Timo Tjahjanto came up doing horror movies with co-director and co-writer Kimo Stamboel. Known as The Mo Brothers they directed some truly nasty horrors and thrillers such as Macabre and Killers before Headshot in 2016. Headshot is overlong for the damsel in distress story that it is but it makes up for it with some especially ferocious fight scenes. With Iko Uwais’ performance and choreography alongside Tjahjanto’s experience in schlock the film was guaranteed to satisfy those looking for more of what The Raid offered. The backstory of children raised to be assassins in underground bunkers and Headshot’s roster of stupidly murderous villains help a great deal too.
Tjahjanto’s solo effort The Night Comes For Us might seem to be the logical endpoint for this kind of filmmaking. After all how long can films without identifiable heroes and villains really last? Longer than anyone might expect. As violent as Tjahjanto’s recent offerings have been they still carry the core tenet of what made The Raid films so watchable: survival. Whether it’s a rookie cop or morally conflicted assassins watching these men try to survive is an engaging process even if we know we shouldn’t really be rooting for them.
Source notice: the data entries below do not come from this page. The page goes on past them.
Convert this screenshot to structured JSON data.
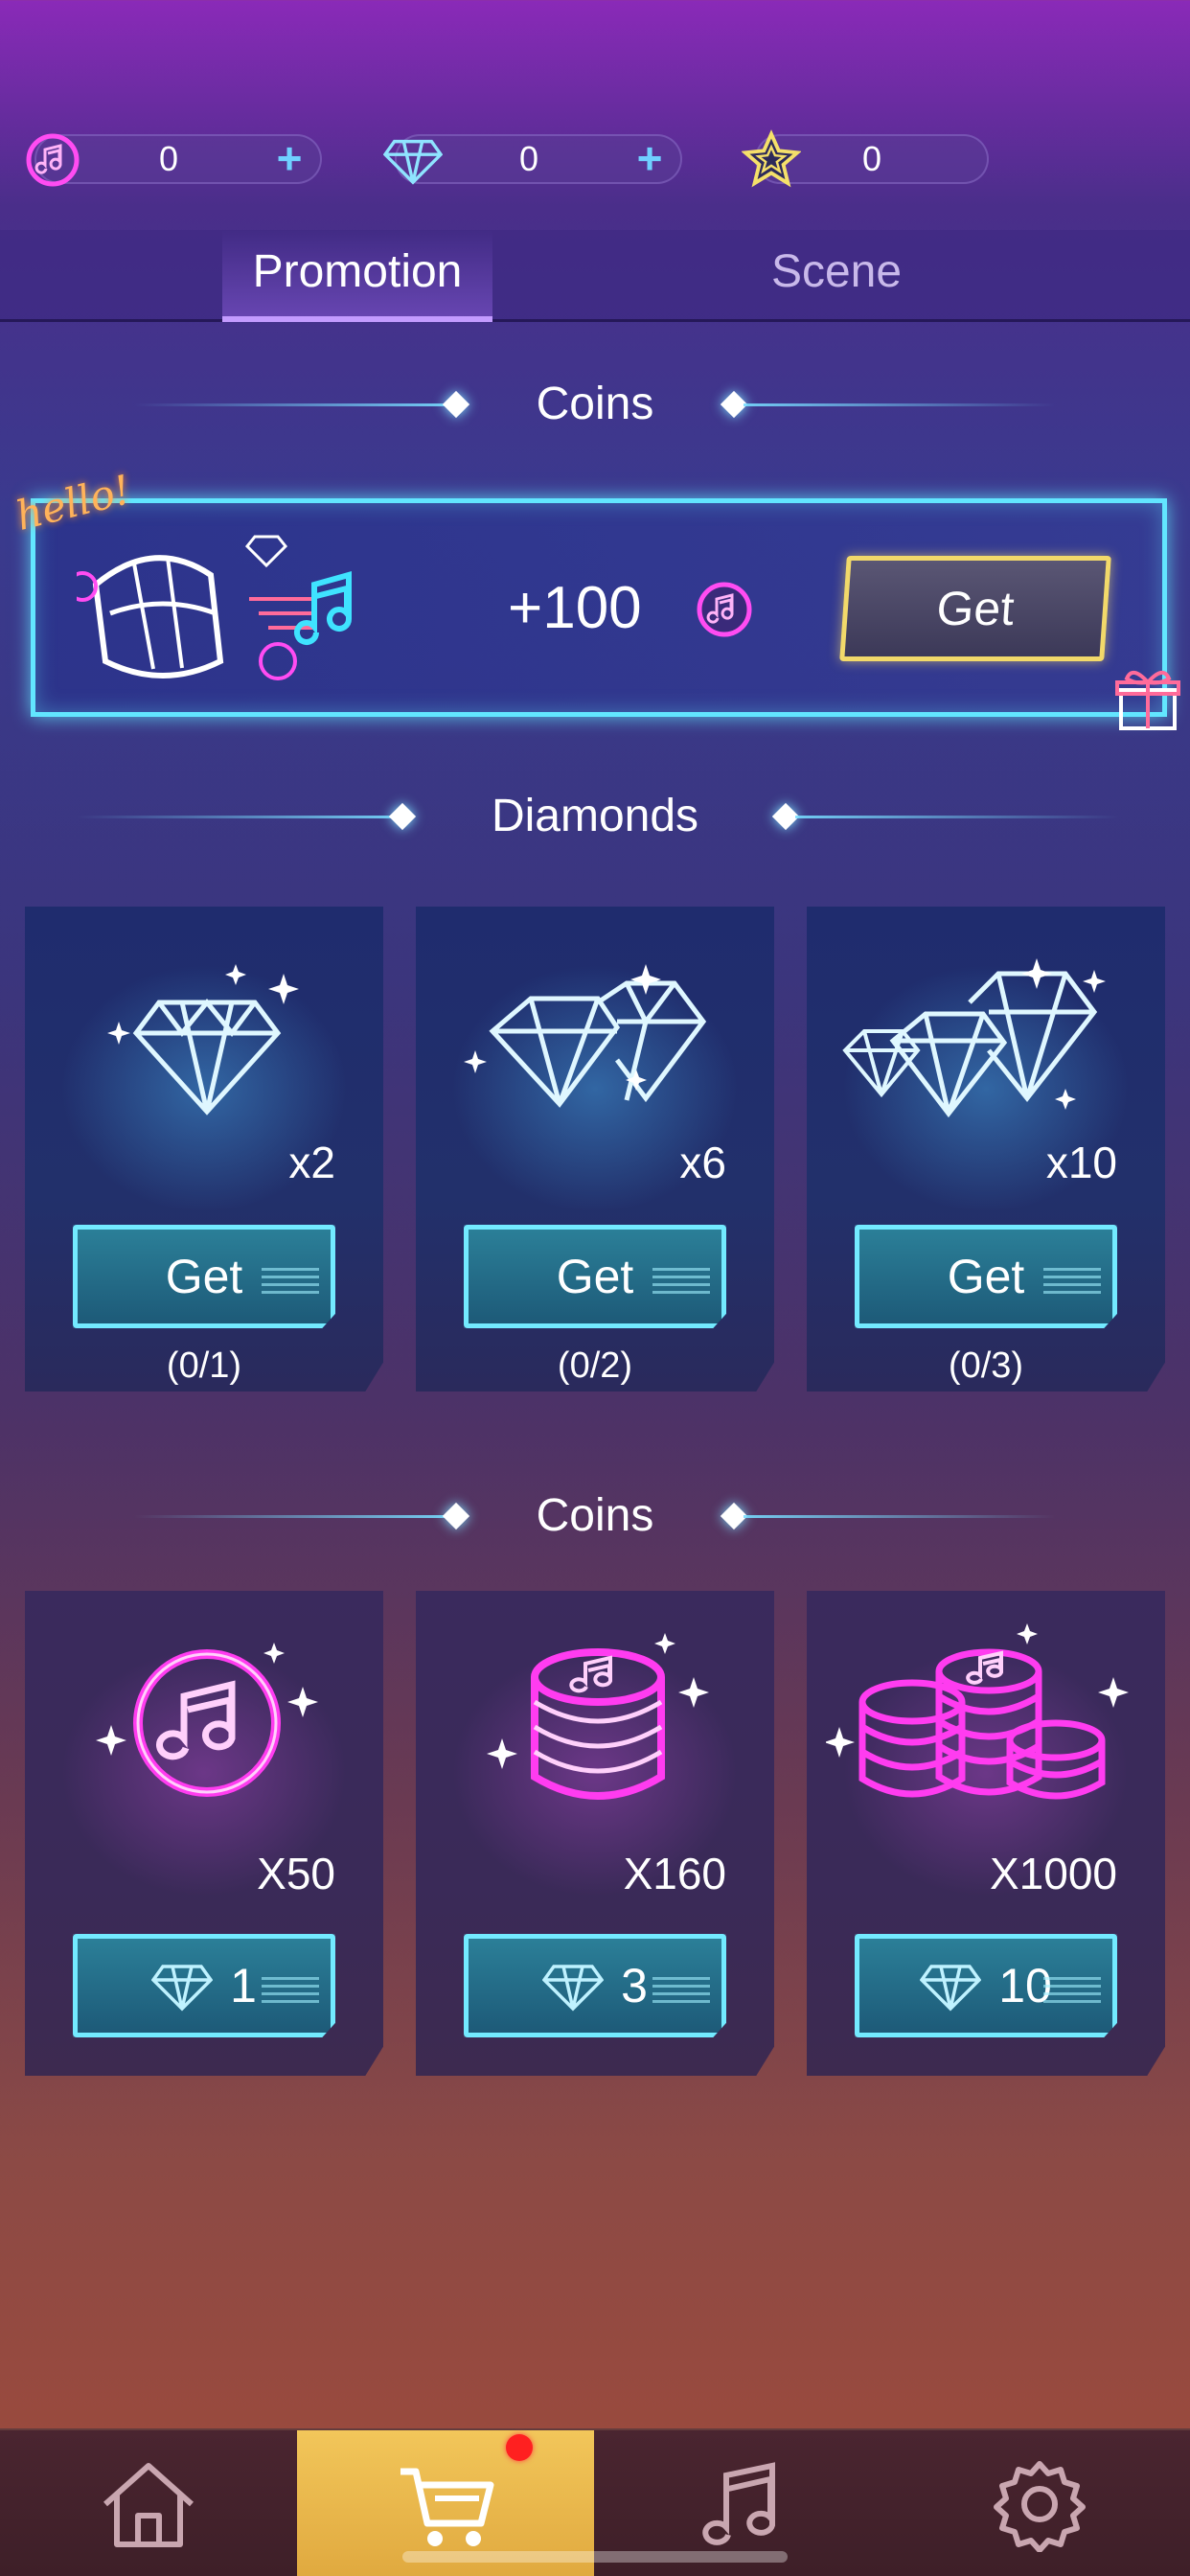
{
  "stats": {
    "music_coins": "0",
    "diamonds": "0",
    "stars": "0",
    "plus_symbol": "+"
  },
  "tabs": [
    {
      "label": "Promotion",
      "active": true
    },
    {
      "label": "Scene",
      "active": false
    }
  ],
  "sections": {
    "coins_top": "Coins",
    "diamonds": "Diamonds",
    "coins_bottom": "Coins"
  },
  "banner": {
    "hello": "hello!",
    "amount": "+100",
    "get_label": "Get"
  },
  "diamond_offers": [
    {
      "qty": "x2",
      "button": "Get",
      "limit": "(0/1)"
    },
    {
      "qty": "x6",
      "button": "Get",
      "limit": "(0/2)"
    },
    {
      "qty": "x10",
      "button": "Get",
      "limit": "(0/3)"
    }
  ],
  "coin_offers": [
    {
      "qty": "X50",
      "price": "1"
    },
    {
      "qty": "X160",
      "price": "3"
    },
    {
      "qty": "X1000",
      "price": "10"
    }
  ],
  "nav": [
    {
      "icon": "home-icon",
      "active": false
    },
    {
      "icon": "cart-icon",
      "active": true
    },
    {
      "icon": "music-note-icon",
      "active": false
    },
    {
      "icon": "settings-gear-icon",
      "active": false
    }
  ],
  "colors": {
    "neon_cyan": "#62e6ff",
    "neon_pink": "#ff3cf0",
    "gold": "#f2d96a",
    "active_nav": "#f2c65a"
  }
}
People survive multiple stab wounds, gunshots and beatings in The Night Comes For Us. Joe Taslim’s Ito has betrayed his Triad by rescuing a little girl he was supposed to murder along with her village. Fast forward 40 minutes and that same girl is stabbing a man in the neck multiple times as a 10 minute fight scene ends. This same fight scene has a one-legged heroin addict called White Boy Bobby taking on a gang of hatchet-wielding gangsters singlehandedly. Elsewhere Ito is butchering men in, well, a butcher’s shop using cleavers, knives and cow bones. All of these characters have survival on the brain regardless of how close to death they may appear.
Elsewhere in the film a woman known only as The Operator – Julie Estelle in her third badass role after Headshot and The Raid 2 – knife fights two other female gangsters. One uses weighted razor wire and the other fights with a curved machete. Throats are cut, guts are spilled and fingers are severed before one woman stands battered but victorious. But it’s the fight between Joe Taslim – a former pro-Judo fighter – and Iko Uwais as his former blood brother turned mortal enemy Arian that enshrines Indonesian action as the most kinetic and brutal cinematic force on Earth.
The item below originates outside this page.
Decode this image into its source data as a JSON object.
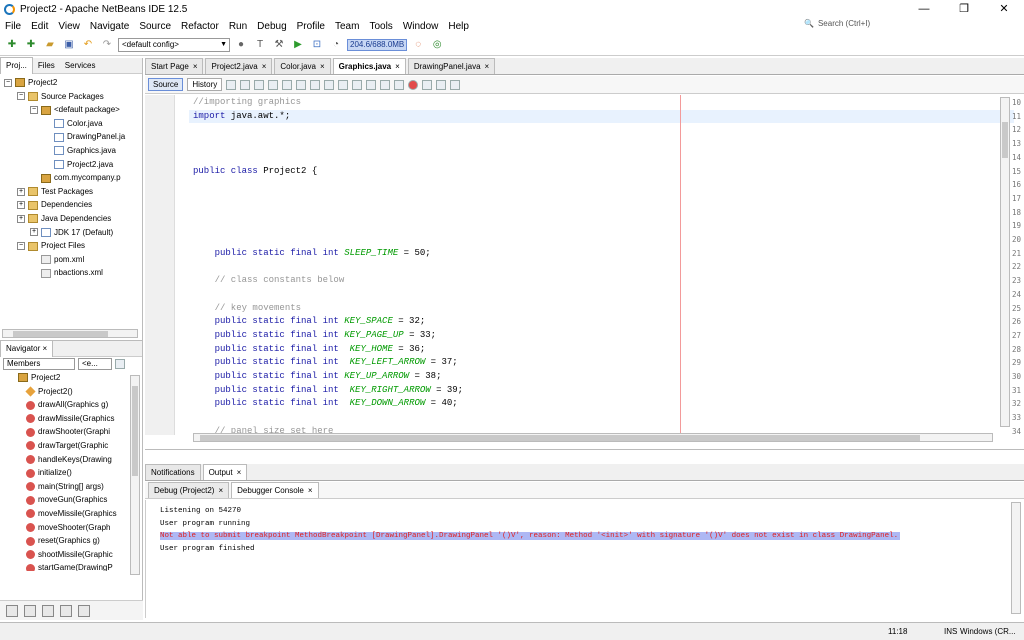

Strikes in Pencak Silat are delivered using everything available to the fighter. Fists, feet, elbows and knees all come into play but so too do everyday objects. In the final ten-minute fight scene of The Night Comes For Us everything from wrenches to Stanley knives to thumb tacks come into play. Ito and Arian fight in a desperate whirlwind that wrings as much sweat from viewers as it does blood from the two fighters.
It’s hard to draw a comparison outside of any other Indonesian films mentioned here. The only Western example I can think of is the bathroom fight in Mission Impossible: Fallout. Examples in Asia could be Wu Jing’s blow-for-blow face-off with Frank Grillo in Wolf Warrior 2 or Donnie Yen’s MMA-inspired grudge match with Sammo Hung in SPL: Kill Zone. Still all of these lack the sheer teeth-cracking, face-disfiguring nastiness of The Night Comes For Us.
The Raid series gave Indonesian martial arts movies the momentum to start taking the world of action cinema by storm. Headshot was the stunning impact of that momentum and The Night Comes For Us is the flurry of follow-up body blows. Indonesian action movies have been launched into the stratosphere and at the rate they’re going it’ll be a long time before they come back to earth.